Return every line of the records below verbatim, with no pictures in the copy.

(Records from a data source)
+++++

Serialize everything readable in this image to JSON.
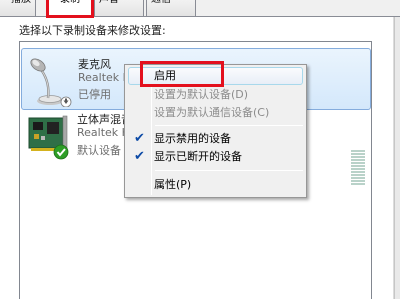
{
  "tabs": [
    {
      "label": "播放",
      "active": false
    },
    {
      "label": "录制",
      "active": true
    },
    {
      "label": "声音",
      "active": false
    },
    {
      "label": "通信",
      "active": false
    }
  ],
  "instruction": "选择以下录制设备来修改设置:",
  "devices": [
    {
      "name": "麦克风",
      "driver": "Realtek H",
      "status": "已停用",
      "icon": "microphone-icon",
      "selected": true
    },
    {
      "name": "立体声混音",
      "driver": "Realtek H",
      "status": "默认设备",
      "icon": "sound-card-icon",
      "selected": false
    }
  ],
  "context_menu": {
    "items": [
      {
        "label": "启用",
        "enabled": true,
        "checked": false
      },
      {
        "label": "设置为默认设备(D)",
        "enabled": false,
        "checked": false
      },
      {
        "label": "设置为默认通信设备(C)",
        "enabled": false,
        "checked": false
      },
      {
        "label": "显示禁用的设备",
        "enabled": true,
        "checked": true
      },
      {
        "label": "显示已断开的设备",
        "enabled": true,
        "checked": true
      },
      {
        "label": "属性(P)",
        "enabled": true,
        "checked": false
      }
    ]
  },
  "colors": {
    "highlight_box": "#e3101d",
    "selection_border": "#84acdd",
    "check": "#0c4aa6",
    "default_badge": "#2e9e27"
  }
}
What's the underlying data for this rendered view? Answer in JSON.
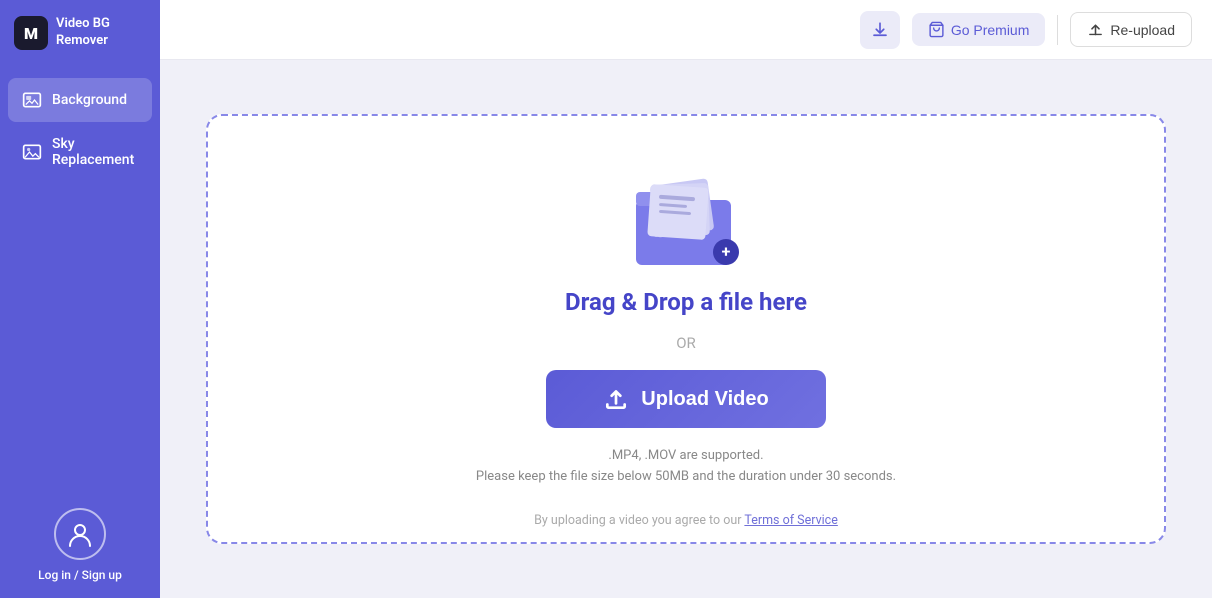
{
  "app": {
    "logo_letter": "M",
    "logo_name": "Video BG",
    "logo_subtitle": "Remover"
  },
  "sidebar": {
    "items": [
      {
        "id": "background",
        "label": "Background",
        "active": true
      },
      {
        "id": "sky-replacement",
        "label": "Sky Replacement",
        "active": false
      }
    ]
  },
  "header": {
    "download_tooltip": "Download",
    "premium_label": "Go Premium",
    "reupload_label": "Re-upload"
  },
  "upload": {
    "drag_title": "Drag & Drop a file here",
    "or_text": "OR",
    "button_label": "Upload Video",
    "file_info_line1": ".MP4, .MOV are supported.",
    "file_info_line2": "Please keep the file size below 50MB and the duration under 30 seconds.",
    "terms_prefix": "By uploading a video you agree to our ",
    "terms_link": "Terms of Service"
  },
  "user": {
    "login_label": "Log in / Sign up"
  }
}
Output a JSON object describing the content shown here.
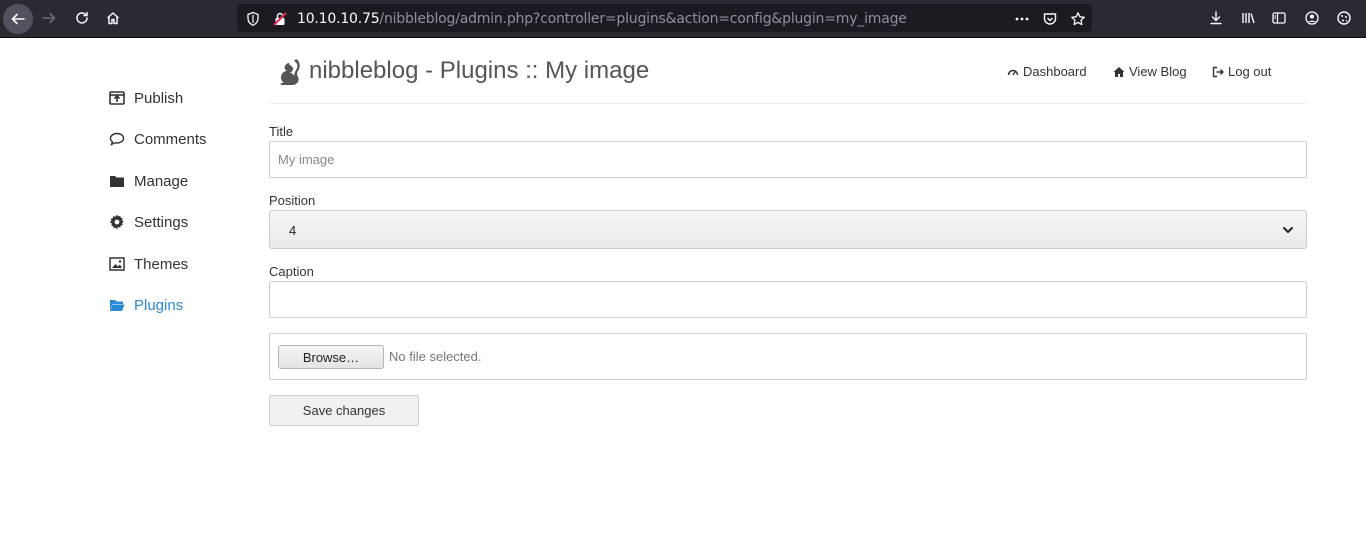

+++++

◆ **Result of this task**
Serialize everything readable in this image to JSON.
{
  "tabs": [
    {
      "label": "播放",
      "active": false
    },
    {
      "label": "录制",
      "active": true
    },
    {
      "label": "声音",
      "active": false
    },
    {
      "label": "通信",
      "active": false
    }
  ],
  "instruction": "选择以下录制设备来修改设置:",
  "devices": [
    {
      "name": "麦克风",
      "driver": "Realtek H",
      "status": "已停用",
      "icon": "microphone-icon",
      "selected": true
    },
    {
      "name": "立体声混音",
      "driver": "Realtek H",
      "status": "默认设备",
      "icon": "sound-card-icon",
      "selected": false
    }
  ],
  "context_menu": {
    "items": [
      {
        "label": "启用",
        "enabled": true,
        "checked": false
      },
      {
        "label": "设置为默认设备(D)",
        "enabled": false,
        "checked": false
      },
      {
        "label": "设置为默认通信设备(C)",
        "enabled": false,
        "checked": false
      },
      {
        "label": "显示禁用的设备",
        "enabled": true,
        "checked": true
      },
      {
        "label": "显示已断开的设备",
        "enabled": true,
        "checked": true
      },
      {
        "label": "属性(P)",
        "enabled": true,
        "checked": false
      }
    ]
  },
  "colors": {
    "highlight_box": "#e3101d",
    "selection_border": "#84acdd",
    "check": "#0c4aa6",
    "default_badge": "#2e9e27"
  }
}
What's the underlying data for this rendered view? Answer in JSON.
{
  "app": {
    "logo_letter": "M",
    "logo_name": "Video BG",
    "logo_subtitle": "Remover"
  },
  "sidebar": {
    "items": [
      {
        "id": "background",
        "label": "Background",
        "active": true
      },
      {
        "id": "sky-replacement",
        "label": "Sky Replacement",
        "active": false
      }
    ]
  },
  "header": {
    "download_tooltip": "Download",
    "premium_label": "Go Premium",
    "reupload_label": "Re-upload"
  },
  "upload": {
    "drag_title": "Drag & Drop a file here",
    "or_text": "OR",
    "button_label": "Upload Video",
    "file_info_line1": ".MP4, .MOV are supported.",
    "file_info_line2": "Please keep the file size below 50MB and the duration under 30 seconds.",
    "terms_prefix": "By uploading a video you agree to our ",
    "terms_link": "Terms of Service"
  },
  "user": {
    "login_label": "Log in / Sign up"
  }
}
Output a JSON object describing the content shown here.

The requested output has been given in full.